I’ve become very intimate with my video player class recently and we’ve been spending lots of quality time together, in fact just last week I rewrote large parts of her.
She is built on the AVPlayer Class and it’s probably just me, but there were a couple things about this class that was just a bit unclear. Here are some things that I found out that might help someone else:
- How do you determine which stream is currently being played by the player? avplayer.currentItem.accessLog.events.lastObject.URI (can’t believe I couldn’t find this out had to read the documentation 3 times before figuring this one out, we actually resorting to burning the stream names into the video files itself to test)
- What is the bitrate / bandwidth that the player is seeing / using / reporting / observing? avplayer.currentItem.accessLog.events.lastObject.observedBitrate (AVAssetTrack.estimatedDataRate lead me on a wild goose chase…)
- What are the rules for switching between streams? avplayer.currentItem.accessLog.events.lastObject.indicatedBitrate will be the bitrate that you define in your playlist which is paired with each stream. So what I have observed (this was done purely by using Network Link Conditioner to modify my network bandwidth and see which stream was played, not at all scientific) the player will play the default stream (first stream in playlist) and will start observing the bitrate. Once the observed bitrate increases to twice of the next stream’s indicated bitrate, it will switch to that next stream and will remain there until it drops below that indicated bitrate or if it becomes twice the next one, it will switch up again.
This meant a couple of things:

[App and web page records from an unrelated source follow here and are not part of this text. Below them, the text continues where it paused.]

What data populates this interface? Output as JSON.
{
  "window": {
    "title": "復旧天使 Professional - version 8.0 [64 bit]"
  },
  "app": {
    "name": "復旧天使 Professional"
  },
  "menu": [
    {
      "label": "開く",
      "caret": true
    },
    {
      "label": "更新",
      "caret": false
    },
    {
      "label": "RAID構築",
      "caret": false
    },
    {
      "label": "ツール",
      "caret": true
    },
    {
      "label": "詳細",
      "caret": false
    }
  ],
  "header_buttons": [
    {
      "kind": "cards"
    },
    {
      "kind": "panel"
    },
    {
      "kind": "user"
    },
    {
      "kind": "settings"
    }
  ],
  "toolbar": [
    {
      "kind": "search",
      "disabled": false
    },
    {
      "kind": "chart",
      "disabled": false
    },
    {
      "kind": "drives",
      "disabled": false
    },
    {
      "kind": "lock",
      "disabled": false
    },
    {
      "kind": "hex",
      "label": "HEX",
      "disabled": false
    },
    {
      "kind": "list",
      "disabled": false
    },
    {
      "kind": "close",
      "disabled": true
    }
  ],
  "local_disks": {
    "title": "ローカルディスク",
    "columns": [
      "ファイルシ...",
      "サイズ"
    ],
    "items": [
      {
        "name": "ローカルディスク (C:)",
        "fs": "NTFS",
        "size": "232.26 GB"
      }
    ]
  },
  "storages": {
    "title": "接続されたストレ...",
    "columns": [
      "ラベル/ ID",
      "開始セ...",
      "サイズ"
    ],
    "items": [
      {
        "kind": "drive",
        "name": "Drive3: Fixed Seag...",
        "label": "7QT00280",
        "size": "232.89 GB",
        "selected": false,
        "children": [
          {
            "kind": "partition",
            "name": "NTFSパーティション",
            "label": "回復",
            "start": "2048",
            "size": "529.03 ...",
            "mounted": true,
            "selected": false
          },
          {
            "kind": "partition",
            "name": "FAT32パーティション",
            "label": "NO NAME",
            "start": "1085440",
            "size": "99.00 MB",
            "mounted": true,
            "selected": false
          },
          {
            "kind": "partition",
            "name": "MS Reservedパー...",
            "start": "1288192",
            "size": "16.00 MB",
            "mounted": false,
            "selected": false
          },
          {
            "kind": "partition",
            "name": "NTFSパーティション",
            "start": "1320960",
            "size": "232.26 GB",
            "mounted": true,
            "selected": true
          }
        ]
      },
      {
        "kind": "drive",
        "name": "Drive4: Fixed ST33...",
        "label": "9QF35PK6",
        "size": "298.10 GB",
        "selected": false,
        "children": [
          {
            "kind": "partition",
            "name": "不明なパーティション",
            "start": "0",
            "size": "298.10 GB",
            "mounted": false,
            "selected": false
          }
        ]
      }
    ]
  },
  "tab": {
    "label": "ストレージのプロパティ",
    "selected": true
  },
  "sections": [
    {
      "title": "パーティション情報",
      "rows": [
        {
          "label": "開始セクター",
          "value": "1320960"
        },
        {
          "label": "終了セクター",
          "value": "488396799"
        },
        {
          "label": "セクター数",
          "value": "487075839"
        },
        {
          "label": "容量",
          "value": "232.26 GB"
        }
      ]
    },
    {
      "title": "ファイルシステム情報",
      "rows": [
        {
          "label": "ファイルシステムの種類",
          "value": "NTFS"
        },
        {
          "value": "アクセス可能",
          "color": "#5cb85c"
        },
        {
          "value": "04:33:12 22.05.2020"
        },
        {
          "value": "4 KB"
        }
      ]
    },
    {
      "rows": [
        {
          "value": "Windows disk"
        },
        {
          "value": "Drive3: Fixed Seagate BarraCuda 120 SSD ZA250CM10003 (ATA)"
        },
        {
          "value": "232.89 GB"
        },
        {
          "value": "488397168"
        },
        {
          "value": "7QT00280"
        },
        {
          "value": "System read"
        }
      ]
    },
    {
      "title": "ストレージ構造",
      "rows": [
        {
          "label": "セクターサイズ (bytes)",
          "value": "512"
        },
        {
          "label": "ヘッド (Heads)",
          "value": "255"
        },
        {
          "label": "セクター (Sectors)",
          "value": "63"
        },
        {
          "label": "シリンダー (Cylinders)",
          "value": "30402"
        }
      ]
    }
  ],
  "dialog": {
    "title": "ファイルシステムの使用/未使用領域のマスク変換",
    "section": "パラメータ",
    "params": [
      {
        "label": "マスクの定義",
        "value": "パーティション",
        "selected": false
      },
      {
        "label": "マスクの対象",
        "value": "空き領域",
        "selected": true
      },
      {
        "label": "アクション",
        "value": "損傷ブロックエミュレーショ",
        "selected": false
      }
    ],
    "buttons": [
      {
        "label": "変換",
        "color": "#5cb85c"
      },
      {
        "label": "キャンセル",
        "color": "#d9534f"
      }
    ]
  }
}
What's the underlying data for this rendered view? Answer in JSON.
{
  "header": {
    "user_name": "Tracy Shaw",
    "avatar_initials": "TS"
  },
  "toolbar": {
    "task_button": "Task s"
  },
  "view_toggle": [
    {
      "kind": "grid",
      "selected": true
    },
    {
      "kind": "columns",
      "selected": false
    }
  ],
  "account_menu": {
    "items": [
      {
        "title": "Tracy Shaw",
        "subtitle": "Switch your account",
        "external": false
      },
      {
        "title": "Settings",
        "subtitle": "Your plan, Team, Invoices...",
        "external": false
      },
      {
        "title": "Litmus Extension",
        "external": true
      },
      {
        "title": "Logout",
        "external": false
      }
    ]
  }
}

- Chose your indicatedBitrate carefully. Let’s assume the Network Link Conditioner’s profiles are correct and that for an average 3G connection the bandwidth is 780kbps, from what I observed the player only really gets 680kpbs so if your stream was indicated as 380kpbs, there is a high chance that someone on an average 3G connection will never be able to play it despite getting as high as 680kbps (will need 760kbps observedbitrate to switch up). So take note of the different network conditions like Edge, 3G and LTE and encode accordingly.
- Have more streams to cater to lower bandwidth connections rather that having them equally spaced out. With more people getting cable network speeds, having more streams above 500kpbs doesn’t seem to make a difference visually on the device (airplay is another story). Once users go on Wifi, they can get 2Mbps which would give them really good quality video. The devices that really benefit from HLS are those with low bandwidth and lossy connection. This is where HLS really shines. So have more streams to cater for Edge to 3G instead of 3G to Wifi.
Hopefully this discovery will lead to better quality videos for our users. They are a lovely bunch…